Exercise =
All lines in the material below that contain "JSON" should be located and copied.

Start of Supplied entries

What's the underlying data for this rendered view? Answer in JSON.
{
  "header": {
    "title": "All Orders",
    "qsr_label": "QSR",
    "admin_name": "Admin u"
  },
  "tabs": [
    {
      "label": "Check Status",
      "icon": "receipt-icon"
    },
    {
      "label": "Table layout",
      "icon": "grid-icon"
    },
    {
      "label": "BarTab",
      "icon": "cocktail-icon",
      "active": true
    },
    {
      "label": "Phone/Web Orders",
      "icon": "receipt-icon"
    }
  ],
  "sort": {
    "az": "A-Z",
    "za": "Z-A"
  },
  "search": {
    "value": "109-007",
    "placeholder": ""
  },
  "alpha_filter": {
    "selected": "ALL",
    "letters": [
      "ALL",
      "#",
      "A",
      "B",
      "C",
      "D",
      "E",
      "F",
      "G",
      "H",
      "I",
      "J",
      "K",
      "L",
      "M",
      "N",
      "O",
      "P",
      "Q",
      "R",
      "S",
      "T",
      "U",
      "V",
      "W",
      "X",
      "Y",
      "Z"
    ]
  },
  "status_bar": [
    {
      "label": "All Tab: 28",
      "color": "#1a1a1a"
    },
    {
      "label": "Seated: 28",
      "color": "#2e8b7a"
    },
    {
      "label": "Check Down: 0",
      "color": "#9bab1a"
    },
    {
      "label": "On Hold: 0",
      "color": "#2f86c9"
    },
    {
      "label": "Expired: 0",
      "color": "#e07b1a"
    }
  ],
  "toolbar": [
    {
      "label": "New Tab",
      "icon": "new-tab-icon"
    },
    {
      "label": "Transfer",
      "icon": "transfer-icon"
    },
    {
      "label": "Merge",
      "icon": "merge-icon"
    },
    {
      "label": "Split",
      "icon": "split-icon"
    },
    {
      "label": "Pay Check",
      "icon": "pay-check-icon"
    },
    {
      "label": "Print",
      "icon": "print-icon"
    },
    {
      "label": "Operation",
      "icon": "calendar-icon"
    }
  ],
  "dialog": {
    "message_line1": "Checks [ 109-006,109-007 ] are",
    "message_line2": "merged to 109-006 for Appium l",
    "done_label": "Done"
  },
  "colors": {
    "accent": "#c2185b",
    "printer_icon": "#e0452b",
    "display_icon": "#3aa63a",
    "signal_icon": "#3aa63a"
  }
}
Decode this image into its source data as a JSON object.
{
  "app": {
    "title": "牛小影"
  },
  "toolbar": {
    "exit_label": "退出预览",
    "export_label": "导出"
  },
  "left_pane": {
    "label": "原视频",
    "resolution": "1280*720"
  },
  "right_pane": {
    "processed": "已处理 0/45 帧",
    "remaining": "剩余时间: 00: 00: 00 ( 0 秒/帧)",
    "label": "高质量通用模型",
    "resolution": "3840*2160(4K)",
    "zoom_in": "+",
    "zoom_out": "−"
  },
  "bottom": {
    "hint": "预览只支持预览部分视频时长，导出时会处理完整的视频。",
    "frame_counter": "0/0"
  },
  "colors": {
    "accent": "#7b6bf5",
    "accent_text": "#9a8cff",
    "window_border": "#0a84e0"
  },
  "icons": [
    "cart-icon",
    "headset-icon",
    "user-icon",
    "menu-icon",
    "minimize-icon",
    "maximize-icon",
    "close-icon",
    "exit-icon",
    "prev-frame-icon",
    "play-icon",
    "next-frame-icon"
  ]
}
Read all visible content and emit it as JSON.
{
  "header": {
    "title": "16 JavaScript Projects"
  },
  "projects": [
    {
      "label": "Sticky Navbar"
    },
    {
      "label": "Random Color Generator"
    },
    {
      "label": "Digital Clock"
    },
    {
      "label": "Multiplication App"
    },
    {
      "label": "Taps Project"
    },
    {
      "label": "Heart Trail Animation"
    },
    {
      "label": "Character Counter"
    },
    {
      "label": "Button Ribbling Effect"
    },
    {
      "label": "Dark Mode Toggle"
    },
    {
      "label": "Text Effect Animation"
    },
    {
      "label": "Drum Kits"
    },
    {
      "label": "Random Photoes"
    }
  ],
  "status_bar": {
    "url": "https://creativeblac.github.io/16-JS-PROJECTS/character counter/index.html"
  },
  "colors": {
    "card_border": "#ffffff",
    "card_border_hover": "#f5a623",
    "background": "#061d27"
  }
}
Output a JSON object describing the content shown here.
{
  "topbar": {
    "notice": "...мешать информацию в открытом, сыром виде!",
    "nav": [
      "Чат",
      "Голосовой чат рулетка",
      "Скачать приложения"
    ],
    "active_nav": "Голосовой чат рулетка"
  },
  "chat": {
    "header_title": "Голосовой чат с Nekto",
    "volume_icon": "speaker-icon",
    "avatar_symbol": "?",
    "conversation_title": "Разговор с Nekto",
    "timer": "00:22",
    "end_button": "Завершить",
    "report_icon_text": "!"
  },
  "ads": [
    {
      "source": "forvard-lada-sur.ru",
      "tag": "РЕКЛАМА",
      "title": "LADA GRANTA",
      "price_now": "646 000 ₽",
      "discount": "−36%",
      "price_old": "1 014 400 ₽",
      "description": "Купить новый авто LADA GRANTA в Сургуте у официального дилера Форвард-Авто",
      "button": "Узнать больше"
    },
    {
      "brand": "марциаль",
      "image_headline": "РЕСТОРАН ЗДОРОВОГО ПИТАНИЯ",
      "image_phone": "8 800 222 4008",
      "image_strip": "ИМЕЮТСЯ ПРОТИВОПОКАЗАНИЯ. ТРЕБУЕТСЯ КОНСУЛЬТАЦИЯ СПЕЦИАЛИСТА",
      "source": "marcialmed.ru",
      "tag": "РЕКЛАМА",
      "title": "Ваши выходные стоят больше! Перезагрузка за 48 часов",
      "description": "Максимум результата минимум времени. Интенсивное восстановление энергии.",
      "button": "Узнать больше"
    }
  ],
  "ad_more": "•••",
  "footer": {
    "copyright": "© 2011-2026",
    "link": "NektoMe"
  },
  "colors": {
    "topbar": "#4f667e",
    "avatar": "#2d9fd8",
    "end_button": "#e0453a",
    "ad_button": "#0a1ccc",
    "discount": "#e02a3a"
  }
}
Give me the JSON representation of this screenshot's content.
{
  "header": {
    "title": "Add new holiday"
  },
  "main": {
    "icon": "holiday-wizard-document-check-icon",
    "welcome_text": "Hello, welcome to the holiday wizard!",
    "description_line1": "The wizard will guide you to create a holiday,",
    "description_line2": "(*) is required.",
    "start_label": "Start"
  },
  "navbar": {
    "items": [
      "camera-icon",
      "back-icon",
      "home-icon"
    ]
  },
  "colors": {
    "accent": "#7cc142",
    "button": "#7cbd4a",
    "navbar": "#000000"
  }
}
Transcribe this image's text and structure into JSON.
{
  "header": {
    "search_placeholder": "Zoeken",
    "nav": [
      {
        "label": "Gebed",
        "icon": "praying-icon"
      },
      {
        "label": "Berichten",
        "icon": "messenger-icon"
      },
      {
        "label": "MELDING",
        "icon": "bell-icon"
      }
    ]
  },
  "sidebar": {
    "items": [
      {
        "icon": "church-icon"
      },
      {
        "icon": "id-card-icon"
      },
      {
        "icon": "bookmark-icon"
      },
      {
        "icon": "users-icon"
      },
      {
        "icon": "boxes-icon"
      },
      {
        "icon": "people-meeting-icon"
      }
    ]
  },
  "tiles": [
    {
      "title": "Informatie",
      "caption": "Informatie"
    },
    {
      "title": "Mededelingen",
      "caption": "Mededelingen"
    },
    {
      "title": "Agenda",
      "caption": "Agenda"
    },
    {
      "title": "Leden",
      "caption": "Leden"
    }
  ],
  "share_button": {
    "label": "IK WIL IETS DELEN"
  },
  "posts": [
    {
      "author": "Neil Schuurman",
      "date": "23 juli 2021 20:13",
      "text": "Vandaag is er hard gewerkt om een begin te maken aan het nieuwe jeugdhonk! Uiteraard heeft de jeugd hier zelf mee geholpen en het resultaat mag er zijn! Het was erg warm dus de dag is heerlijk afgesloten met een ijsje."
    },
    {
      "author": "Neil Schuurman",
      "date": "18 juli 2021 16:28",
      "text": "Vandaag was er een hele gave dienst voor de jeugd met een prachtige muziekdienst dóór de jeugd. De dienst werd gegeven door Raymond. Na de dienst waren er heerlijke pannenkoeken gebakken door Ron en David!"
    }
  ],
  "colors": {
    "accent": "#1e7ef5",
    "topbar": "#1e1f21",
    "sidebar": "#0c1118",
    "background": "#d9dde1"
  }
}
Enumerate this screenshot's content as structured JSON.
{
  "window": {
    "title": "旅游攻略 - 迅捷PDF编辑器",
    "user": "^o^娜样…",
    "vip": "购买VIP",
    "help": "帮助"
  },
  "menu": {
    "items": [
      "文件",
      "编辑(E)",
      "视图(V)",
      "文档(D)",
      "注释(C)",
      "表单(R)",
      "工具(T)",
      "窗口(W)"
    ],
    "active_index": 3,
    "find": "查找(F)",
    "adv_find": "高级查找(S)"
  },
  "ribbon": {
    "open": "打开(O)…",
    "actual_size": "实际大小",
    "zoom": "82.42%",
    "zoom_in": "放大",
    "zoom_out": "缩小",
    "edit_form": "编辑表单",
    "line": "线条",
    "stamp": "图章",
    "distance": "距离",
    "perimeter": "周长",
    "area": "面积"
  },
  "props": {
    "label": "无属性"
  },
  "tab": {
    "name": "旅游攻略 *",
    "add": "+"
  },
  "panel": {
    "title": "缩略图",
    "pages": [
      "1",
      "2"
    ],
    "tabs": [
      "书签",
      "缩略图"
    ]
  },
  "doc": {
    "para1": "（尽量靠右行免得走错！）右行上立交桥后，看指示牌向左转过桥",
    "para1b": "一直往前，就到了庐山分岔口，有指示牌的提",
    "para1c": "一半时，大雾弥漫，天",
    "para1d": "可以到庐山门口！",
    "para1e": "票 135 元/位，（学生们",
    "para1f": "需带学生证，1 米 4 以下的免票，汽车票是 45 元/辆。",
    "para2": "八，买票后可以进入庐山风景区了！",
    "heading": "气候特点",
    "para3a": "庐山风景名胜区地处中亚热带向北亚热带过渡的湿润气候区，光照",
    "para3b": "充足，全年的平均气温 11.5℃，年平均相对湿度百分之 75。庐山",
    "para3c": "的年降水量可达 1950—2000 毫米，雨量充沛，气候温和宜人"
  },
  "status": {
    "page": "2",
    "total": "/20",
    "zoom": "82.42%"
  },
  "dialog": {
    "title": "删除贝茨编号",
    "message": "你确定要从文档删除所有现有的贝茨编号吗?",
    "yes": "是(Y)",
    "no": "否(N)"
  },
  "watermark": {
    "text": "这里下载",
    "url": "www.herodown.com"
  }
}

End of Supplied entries

Finished task =
What's the underlying data for this rendered view? Answer in JSON.
Decode this image into its source data as a JSON object.
Read all visible content and emit it as JSON.
Output a JSON object describing the content shown here.
Give me the JSON representation of this screenshot's content.
Transcribe this image's text and structure into JSON.
Enumerate this screenshot's content as structured JSON.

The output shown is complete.